= Items listed in a dataset =
━━━━━━

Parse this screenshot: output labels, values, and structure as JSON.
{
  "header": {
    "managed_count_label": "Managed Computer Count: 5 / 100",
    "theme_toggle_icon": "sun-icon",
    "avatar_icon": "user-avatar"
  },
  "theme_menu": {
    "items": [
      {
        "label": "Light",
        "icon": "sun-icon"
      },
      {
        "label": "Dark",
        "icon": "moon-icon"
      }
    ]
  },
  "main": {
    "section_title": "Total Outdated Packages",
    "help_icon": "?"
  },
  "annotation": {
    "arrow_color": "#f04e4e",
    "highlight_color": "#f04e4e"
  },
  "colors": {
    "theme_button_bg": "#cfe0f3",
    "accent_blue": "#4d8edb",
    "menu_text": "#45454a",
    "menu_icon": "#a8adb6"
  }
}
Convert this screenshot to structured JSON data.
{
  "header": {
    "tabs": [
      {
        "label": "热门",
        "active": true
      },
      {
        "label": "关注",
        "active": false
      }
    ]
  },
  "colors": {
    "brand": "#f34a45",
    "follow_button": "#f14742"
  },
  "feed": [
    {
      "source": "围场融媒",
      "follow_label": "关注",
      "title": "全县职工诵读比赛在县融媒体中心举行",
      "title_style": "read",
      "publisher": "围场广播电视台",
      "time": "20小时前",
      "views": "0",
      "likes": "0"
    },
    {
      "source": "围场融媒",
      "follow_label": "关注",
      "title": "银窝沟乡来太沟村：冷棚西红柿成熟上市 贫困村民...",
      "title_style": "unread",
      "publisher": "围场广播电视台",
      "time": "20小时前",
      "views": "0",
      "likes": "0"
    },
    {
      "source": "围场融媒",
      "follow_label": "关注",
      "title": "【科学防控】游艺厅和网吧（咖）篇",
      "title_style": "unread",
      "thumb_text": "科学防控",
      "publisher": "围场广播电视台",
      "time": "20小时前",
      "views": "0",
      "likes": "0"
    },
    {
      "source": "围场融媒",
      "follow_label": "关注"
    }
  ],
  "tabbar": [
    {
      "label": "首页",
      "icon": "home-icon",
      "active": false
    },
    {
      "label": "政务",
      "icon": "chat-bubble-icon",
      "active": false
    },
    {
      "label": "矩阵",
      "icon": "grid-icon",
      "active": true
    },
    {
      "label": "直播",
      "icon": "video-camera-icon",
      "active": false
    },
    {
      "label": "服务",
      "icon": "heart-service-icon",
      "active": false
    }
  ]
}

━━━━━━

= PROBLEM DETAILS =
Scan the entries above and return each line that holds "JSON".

= OUTPUT BELOW =
Parse this screenshot: output labels, values, and structure as JSON.
Convert this screenshot to structured JSON data.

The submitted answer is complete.